# EXTRACTED ENTRIES
______________________________

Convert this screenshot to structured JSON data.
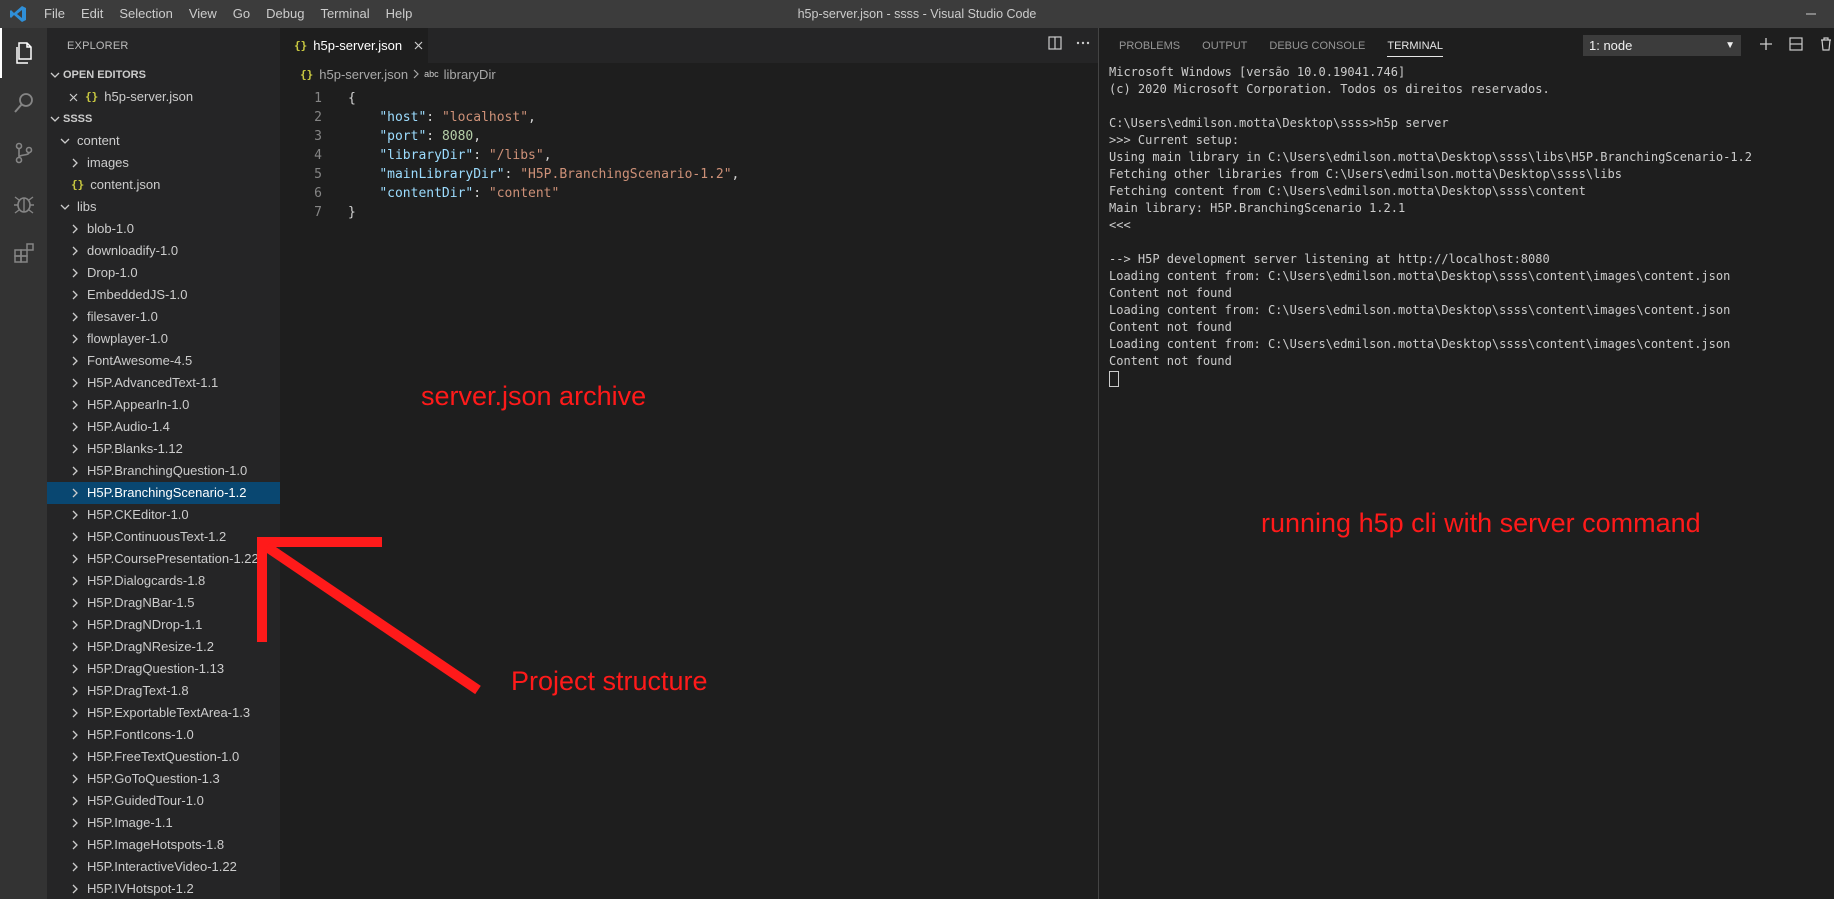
{
  "titlebar": {
    "menu": [
      "File",
      "Edit",
      "Selection",
      "View",
      "Go",
      "Debug",
      "Terminal",
      "Help"
    ],
    "title": "h5p-server.json - ssss - Visual Studio Code"
  },
  "activitybar": {
    "icons": [
      "files-icon",
      "search-icon",
      "source-control-icon",
      "debug-icon",
      "extensions-icon"
    ]
  },
  "sidebar": {
    "header": "EXPLORER",
    "open_editors": {
      "label": "OPEN EDITORS",
      "file": "h5p-server.json"
    },
    "project": {
      "label": "SSSS",
      "content_folder": "content",
      "images_folder": "images",
      "content_json": "content.json",
      "libs_folder": "libs",
      "libs": [
        "blob-1.0",
        "downloadify-1.0",
        "Drop-1.0",
        "EmbeddedJS-1.0",
        "filesaver-1.0",
        "flowplayer-1.0",
        "FontAwesome-4.5",
        "H5P.AdvancedText-1.1",
        "H5P.AppearIn-1.0",
        "H5P.Audio-1.4",
        "H5P.Blanks-1.12",
        "H5P.BranchingQuestion-1.0",
        "H5P.BranchingScenario-1.2",
        "H5P.CKEditor-1.0",
        "H5P.ContinuousText-1.2",
        "H5P.CoursePresentation-1.22",
        "H5P.Dialogcards-1.8",
        "H5P.DragNBar-1.5",
        "H5P.DragNDrop-1.1",
        "H5P.DragNResize-1.2",
        "H5P.DragQuestion-1.13",
        "H5P.DragText-1.8",
        "H5P.ExportableTextArea-1.3",
        "H5P.FontIcons-1.0",
        "H5P.FreeTextQuestion-1.0",
        "H5P.GoToQuestion-1.3",
        "H5P.GuidedTour-1.0",
        "H5P.Image-1.1",
        "H5P.ImageHotspots-1.8",
        "H5P.InteractiveVideo-1.22",
        "H5P.IVHotspot-1.2"
      ],
      "selected_lib": "H5P.BranchingScenario-1.2"
    }
  },
  "editor": {
    "tab": "h5p-server.json",
    "breadcrumb": {
      "file": "h5p-server.json",
      "symbol": "libraryDir"
    },
    "lines": [
      {
        "num": "1",
        "key": "",
        "value": "",
        "text": "{"
      },
      {
        "num": "2",
        "key": "\"host\"",
        "value": "\"localhost\"",
        "text": ""
      },
      {
        "num": "3",
        "key": "\"port\"",
        "value": "8080",
        "text": ""
      },
      {
        "num": "4",
        "key": "\"libraryDir\"",
        "value": "\"/libs\"",
        "text": ""
      },
      {
        "num": "5",
        "key": "\"mainLibraryDir\"",
        "value": "\"H5P.BranchingScenario-1.2\"",
        "text": ""
      },
      {
        "num": "6",
        "key": "\"contentDir\"",
        "value": "\"content\"",
        "text": ""
      },
      {
        "num": "7",
        "key": "",
        "value": "",
        "text": "}"
      }
    ]
  },
  "panel": {
    "tabs": [
      "PROBLEMS",
      "OUTPUT",
      "DEBUG CONSOLE",
      "TERMINAL"
    ],
    "active_tab": "TERMINAL",
    "terminal_select": "1: node",
    "terminal_lines": [
      "Microsoft Windows [versão 10.0.19041.746]",
      "(c) 2020 Microsoft Corporation. Todos os direitos reservados.",
      "",
      "C:\\Users\\edmilson.motta\\Desktop\\ssss>h5p server",
      ">>> Current setup:",
      "Using main library in C:\\Users\\edmilson.motta\\Desktop\\ssss\\libs\\H5P.BranchingScenario-1.2",
      "Fetching other libraries from C:\\Users\\edmilson.motta\\Desktop\\ssss\\libs",
      "Fetching content from C:\\Users\\edmilson.motta\\Desktop\\ssss\\content",
      "Main library: H5P.BranchingScenario 1.2.1",
      "<<<",
      "",
      "--> H5P development server listening at http://localhost:8080",
      "Loading content from: C:\\Users\\edmilson.motta\\Desktop\\ssss\\content\\images\\content.json",
      "Content not found",
      "Loading content from: C:\\Users\\edmilson.motta\\Desktop\\ssss\\content\\images\\content.json",
      "Content not found",
      "Loading content from: C:\\Users\\edmilson.motta\\Desktop\\ssss\\content\\images\\content.json",
      "Content not found"
    ]
  },
  "annotations": {
    "server_json": "server.json archive",
    "project_structure": "Project structure",
    "running": "running h5p cli with server command",
    "color": "#ff1a1a"
  },
  "colors": {
    "titlebar": "#3c3c3c",
    "activitybar": "#333333",
    "sidebar": "#252526",
    "editor": "#1e1e1e",
    "selection": "#094771",
    "json_key": "#9cdcfe",
    "json_string": "#ce9178",
    "json_number": "#b5cea8"
  }
}
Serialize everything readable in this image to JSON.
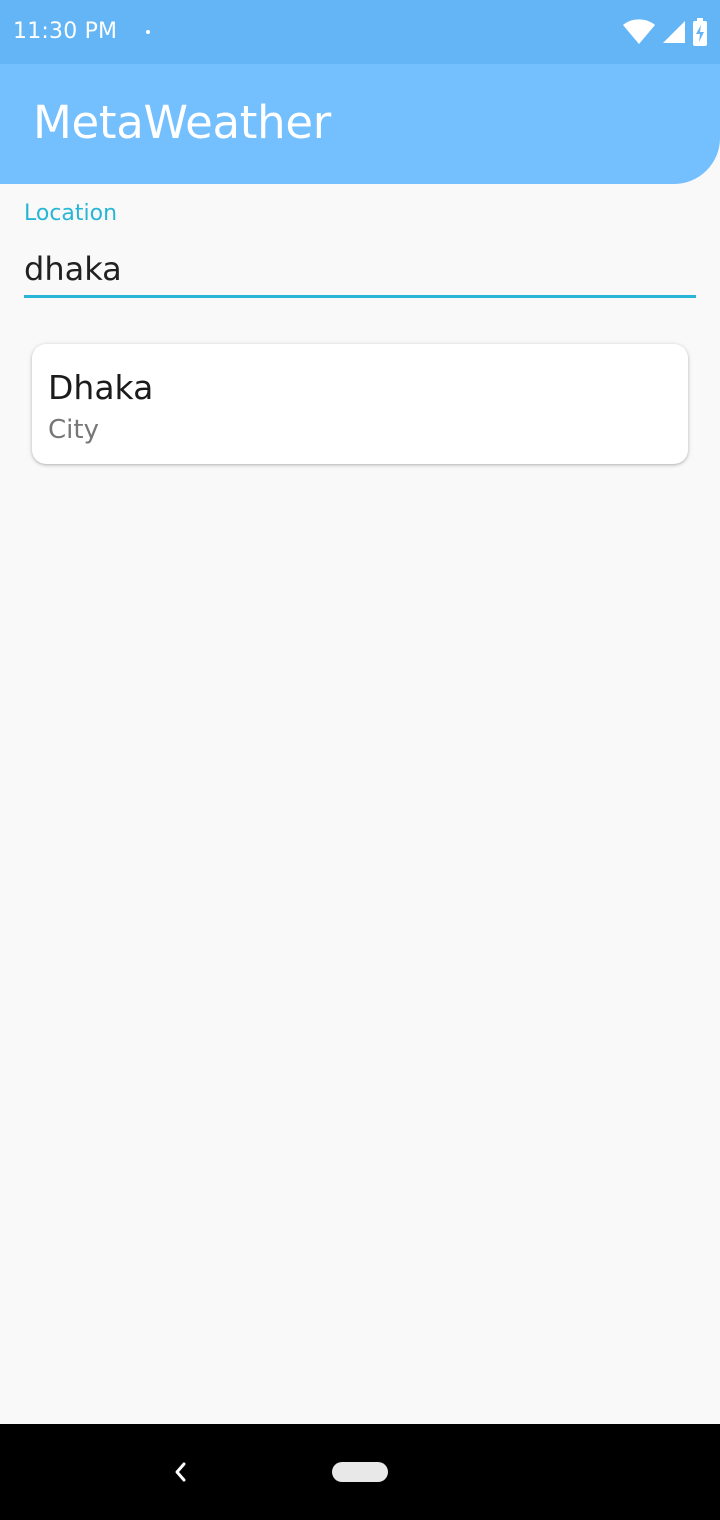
{
  "status_bar": {
    "time": "11:30 PM",
    "icons": [
      "notification-dot-icon",
      "wifi-icon",
      "cell-signal-icon",
      "battery-charging-icon"
    ]
  },
  "app_bar": {
    "title": "MetaWeather",
    "color": "#74bffe"
  },
  "search": {
    "label": "Location",
    "value": "dhaka",
    "accent_color": "#29b6d6"
  },
  "results": [
    {
      "name": "Dhaka",
      "type": "City"
    }
  ],
  "nav_bar": {
    "icons": [
      "back-icon",
      "home-pill-icon"
    ]
  }
}
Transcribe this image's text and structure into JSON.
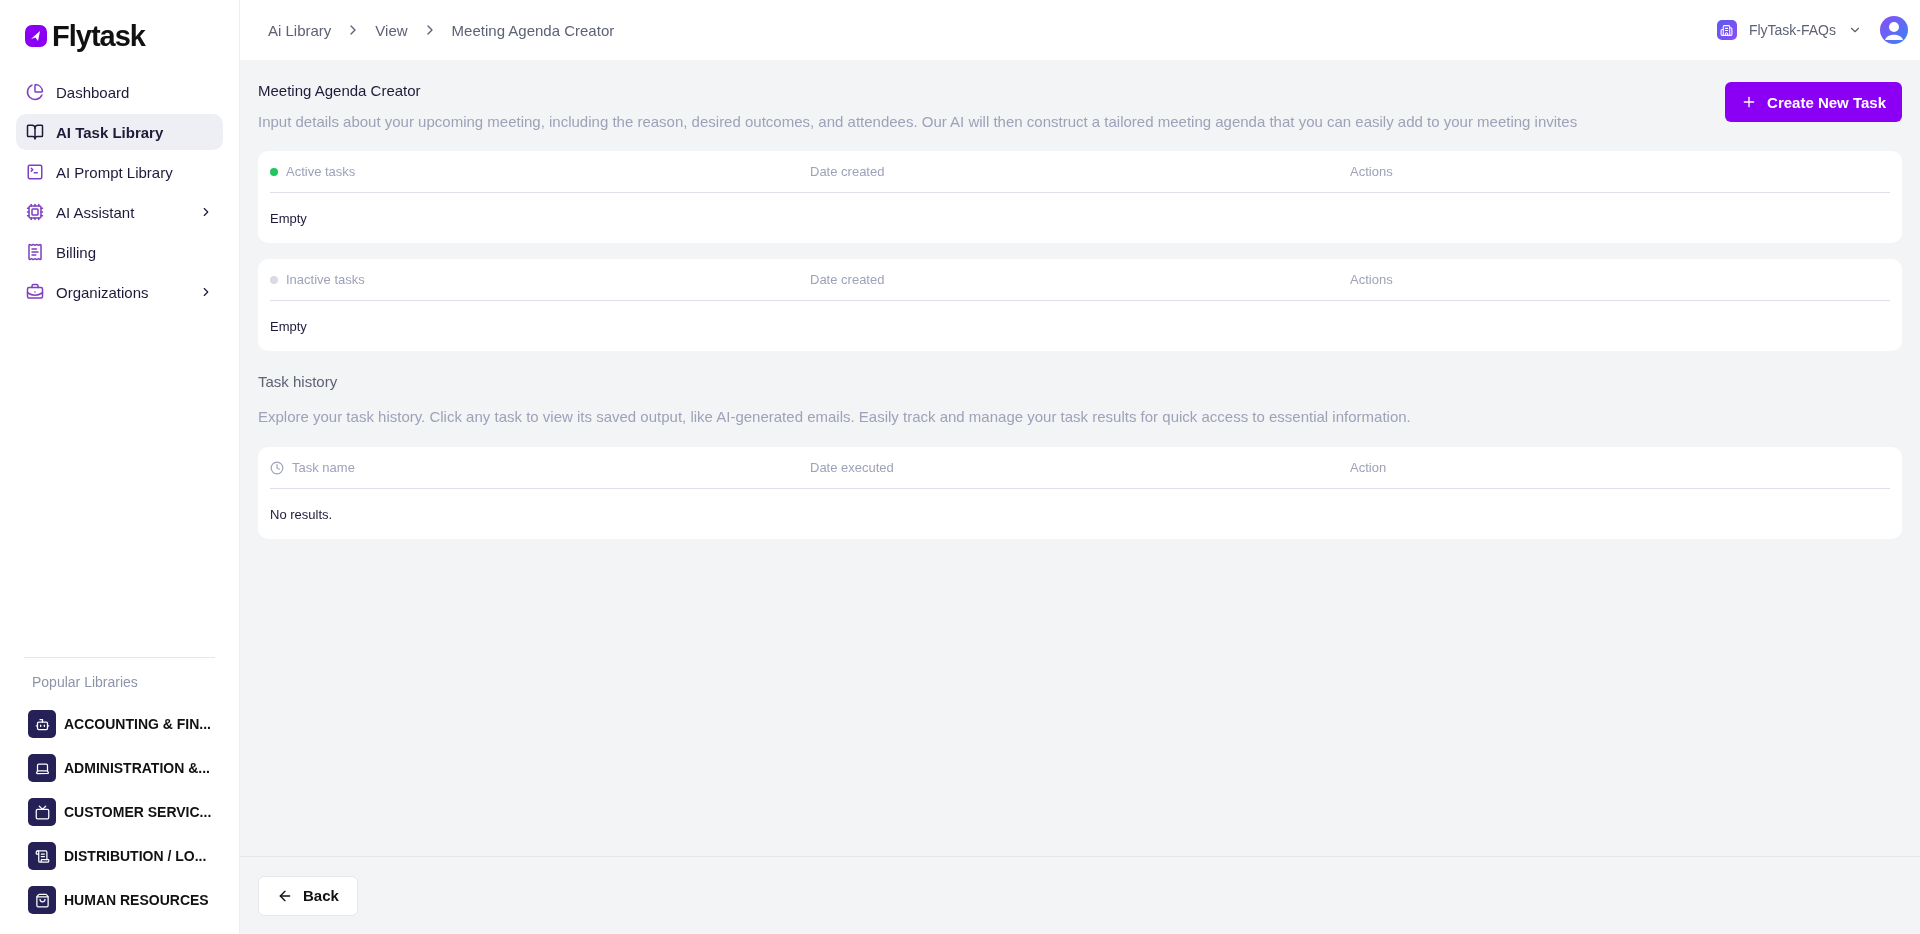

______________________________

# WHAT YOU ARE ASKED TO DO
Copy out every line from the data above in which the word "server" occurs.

# FINAL ANSWER
    "title": "h5p-server.json - ssss - Visual Studio Code"
      "file": "h5p-server.json"
    "tab": "h5p-server.json",
      "file": "h5p-server.json",
      "C:\\Users\\edmilson.motta\\Desktop\\ssss>h5p server",
      "--> H5P development server listening at http://localhost:8080",
    "server_json": "server.json archive",
    "running": "running h5p cli with server command",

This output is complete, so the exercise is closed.